Iris on her own was badass, funny, and doing amazing things with her brother. Then Barry had to come around and she was spouting things out about destiny and feeling like something was missing until he came around. The only reason why Barry came around is because he was stalking her! He was there for three months and he couldn’t be bothered to check on Cisco or Caitlin? But he had time to stalk Iris 24/7? Iris deserves better and I hope she kicks his ass, or gives him a patented West stare down full of disappointment, when she finds out what he did. Westallen deserves better.
One of the consequences of Flashpoint is the divide with Joe and Iris’ relationship. What are your thoughts on that and other consequences we’ve yet to learn?
Alyssa: Fuck you, Barry. Seriously. The fact that Barry is the one that messed up the timeline and other people have to pay the consequences is all kinds of ridiculous crap. But especially because he messed with Joe and Iris. Because I’m beyond irate. You don’t touch the Wests.
Lizzie brought it up, and I have to wonder, as well, what could’ve happened to make Joe not want to talk to Iris? Of course given the short bit we got it sounded like it was a mutual thing – so Iris isn’t talking to him either – but what the hell could’ve possibly happened to affect one of my favorite relationships on this show?
And don’t even get me started on the other consequences because of Flashpoint. Here’s the thing, we might not know what they are, but I’m sure they’re plentiful and will force me to hate Barry throughout this season. Especially because it’s going to affect Arrow (yeah, I’m so not okay with that.) But the question I have is this: Is there a way for Barry to help reset things the way they once were? The answer, I’m almost certain, is no. Which means that whatever consequences occur because of Flashpoint are going to have to be fixed individually. And Barry Allen better take 100 percent responsibility and help mend this mess.
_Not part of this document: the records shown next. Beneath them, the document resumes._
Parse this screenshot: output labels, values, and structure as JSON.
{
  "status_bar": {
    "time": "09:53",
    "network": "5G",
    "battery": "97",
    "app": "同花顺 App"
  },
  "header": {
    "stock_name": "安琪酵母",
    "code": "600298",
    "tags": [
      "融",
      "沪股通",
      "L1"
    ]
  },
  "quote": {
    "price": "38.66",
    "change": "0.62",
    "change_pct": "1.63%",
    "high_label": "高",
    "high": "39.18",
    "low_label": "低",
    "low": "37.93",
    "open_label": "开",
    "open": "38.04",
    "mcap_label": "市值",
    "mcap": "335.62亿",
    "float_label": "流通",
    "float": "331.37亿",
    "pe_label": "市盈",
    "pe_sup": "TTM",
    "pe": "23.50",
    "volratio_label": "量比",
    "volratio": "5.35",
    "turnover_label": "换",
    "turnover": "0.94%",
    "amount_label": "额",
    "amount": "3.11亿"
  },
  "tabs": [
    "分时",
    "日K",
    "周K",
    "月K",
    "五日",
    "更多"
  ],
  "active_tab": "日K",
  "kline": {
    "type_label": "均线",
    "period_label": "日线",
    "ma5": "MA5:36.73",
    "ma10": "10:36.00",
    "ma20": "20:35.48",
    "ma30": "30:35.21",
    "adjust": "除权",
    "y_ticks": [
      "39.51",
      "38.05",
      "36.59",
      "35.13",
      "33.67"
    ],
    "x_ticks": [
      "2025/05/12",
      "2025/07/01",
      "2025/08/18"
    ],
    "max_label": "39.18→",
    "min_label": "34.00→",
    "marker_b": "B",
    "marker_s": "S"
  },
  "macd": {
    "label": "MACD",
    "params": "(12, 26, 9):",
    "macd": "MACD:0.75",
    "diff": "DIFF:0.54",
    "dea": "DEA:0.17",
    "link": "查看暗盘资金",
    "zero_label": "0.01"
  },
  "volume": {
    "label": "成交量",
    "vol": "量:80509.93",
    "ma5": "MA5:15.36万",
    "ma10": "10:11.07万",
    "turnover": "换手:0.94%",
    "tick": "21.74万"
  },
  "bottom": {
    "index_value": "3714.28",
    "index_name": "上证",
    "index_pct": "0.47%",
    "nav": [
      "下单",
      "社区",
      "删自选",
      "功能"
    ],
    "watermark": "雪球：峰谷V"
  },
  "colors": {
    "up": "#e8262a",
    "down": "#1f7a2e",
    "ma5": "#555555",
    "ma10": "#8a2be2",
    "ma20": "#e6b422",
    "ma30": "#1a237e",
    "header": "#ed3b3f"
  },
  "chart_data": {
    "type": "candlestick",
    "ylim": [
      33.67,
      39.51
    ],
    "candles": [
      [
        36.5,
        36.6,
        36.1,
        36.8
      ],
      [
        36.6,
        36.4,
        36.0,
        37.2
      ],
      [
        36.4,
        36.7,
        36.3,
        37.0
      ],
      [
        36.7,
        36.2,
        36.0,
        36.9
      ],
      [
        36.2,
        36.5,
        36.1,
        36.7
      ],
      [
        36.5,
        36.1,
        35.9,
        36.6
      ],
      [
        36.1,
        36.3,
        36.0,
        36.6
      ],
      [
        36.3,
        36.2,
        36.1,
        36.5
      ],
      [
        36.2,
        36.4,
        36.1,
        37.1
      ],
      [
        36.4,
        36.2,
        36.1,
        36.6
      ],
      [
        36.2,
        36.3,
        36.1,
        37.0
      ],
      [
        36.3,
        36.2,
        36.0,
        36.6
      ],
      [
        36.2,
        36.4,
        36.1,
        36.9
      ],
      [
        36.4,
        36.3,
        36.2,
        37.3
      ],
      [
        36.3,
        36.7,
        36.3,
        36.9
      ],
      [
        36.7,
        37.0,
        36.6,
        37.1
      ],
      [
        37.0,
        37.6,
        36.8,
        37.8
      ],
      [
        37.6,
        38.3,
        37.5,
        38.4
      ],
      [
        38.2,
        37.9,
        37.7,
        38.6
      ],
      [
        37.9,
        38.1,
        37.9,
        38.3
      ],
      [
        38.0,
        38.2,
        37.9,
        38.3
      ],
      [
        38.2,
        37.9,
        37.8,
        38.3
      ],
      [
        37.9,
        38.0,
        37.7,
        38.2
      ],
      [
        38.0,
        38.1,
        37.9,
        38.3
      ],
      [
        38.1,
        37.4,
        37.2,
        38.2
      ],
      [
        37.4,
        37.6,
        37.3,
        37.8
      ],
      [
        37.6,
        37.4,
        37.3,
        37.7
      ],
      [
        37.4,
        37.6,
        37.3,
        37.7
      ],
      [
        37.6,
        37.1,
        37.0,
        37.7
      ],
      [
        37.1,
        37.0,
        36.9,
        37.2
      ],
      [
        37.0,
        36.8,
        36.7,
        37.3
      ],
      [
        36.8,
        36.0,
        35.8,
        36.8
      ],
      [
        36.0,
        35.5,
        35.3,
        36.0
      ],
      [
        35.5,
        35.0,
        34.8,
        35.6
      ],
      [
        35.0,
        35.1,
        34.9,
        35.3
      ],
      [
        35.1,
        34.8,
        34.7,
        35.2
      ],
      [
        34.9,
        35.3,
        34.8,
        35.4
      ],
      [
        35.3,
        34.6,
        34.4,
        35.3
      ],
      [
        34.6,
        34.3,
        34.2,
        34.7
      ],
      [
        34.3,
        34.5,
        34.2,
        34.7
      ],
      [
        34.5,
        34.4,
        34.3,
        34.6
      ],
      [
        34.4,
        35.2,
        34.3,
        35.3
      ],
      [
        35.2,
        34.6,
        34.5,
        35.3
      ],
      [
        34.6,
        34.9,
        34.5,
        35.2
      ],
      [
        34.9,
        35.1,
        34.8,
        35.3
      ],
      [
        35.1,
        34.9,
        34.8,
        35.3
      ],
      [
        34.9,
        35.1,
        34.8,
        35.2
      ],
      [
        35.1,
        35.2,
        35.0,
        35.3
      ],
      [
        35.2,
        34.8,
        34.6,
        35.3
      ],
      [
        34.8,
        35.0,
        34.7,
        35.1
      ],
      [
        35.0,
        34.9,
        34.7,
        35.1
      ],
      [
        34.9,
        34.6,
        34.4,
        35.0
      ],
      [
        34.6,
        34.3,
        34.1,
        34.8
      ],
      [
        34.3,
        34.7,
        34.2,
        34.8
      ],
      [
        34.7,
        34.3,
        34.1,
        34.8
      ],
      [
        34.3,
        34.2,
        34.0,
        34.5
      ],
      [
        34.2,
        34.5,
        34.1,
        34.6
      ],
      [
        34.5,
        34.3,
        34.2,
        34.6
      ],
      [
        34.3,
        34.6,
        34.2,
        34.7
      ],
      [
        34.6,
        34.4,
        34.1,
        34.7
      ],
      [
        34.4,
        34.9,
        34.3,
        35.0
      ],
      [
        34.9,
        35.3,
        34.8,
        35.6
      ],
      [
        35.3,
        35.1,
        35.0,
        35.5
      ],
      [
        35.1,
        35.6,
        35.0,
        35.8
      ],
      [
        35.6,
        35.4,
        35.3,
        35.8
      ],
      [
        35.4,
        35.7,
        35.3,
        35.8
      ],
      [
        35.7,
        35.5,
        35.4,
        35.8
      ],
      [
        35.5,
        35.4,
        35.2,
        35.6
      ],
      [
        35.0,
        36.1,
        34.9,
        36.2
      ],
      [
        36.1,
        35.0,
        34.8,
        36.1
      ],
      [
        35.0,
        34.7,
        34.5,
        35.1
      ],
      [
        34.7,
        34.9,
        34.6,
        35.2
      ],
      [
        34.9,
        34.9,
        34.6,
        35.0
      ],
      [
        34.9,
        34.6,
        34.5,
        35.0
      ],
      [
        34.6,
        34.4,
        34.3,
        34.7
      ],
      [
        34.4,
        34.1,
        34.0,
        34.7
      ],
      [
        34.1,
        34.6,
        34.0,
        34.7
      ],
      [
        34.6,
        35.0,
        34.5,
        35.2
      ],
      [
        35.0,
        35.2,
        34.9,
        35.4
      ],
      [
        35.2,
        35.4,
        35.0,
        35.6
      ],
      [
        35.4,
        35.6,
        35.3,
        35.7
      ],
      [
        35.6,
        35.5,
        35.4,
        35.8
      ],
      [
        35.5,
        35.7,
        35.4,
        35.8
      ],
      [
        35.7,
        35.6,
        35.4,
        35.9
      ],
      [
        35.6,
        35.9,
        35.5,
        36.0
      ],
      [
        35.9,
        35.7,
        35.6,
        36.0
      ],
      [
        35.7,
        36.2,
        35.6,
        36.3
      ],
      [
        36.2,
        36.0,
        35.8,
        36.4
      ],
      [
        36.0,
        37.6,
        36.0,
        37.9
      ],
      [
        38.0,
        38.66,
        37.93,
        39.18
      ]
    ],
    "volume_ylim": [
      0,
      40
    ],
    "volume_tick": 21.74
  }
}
Lizzie: I hope there are tons of consequences we have yet to learn. Because if that’s the only one this storyline is the laziest, dumbest shit this show has ever done. Barry needs consequences to learn. He also needs to be held accountable for his fuckups. But hey, I’ll settle for consequences. And Iris and Joe not talking to each other isn’t enough. It feels big, but is it? They could have achieved that in a thousand other ways. Did someone die? Is someone alive that was meant to die? Did this do anything BIG? I hope the answer is yes, because if not it was just effectively Barry taking a 3 month vacation to a place where he could talk to his parents, only to then return to real life, with the only caveat that some small things had changed in the past few months, nothing big though, something he can fix. And that’s disappointing.
Lyra: This is what Barry gets. He thought he was scott-free and that everything was alright during his three month vacation, yes it was a vacation! Now he has to face the fact that he did something selfish and changed everyone’s lives for it. He will have to explain, he will have to struggle, and he will have to feel the pain of his decision at every turn. He won’t be able to “flash” his way out of things. Barry will now experience the repercussions slowly and have to take his time to think about someone else besides himself. Welcome to adulthood, Barry Allen.
P.S. Messing with Joe and Iris is the ultimate consequence in my book. You chose a life you never knew for one you loved and cherished? Then fuck you, Barry.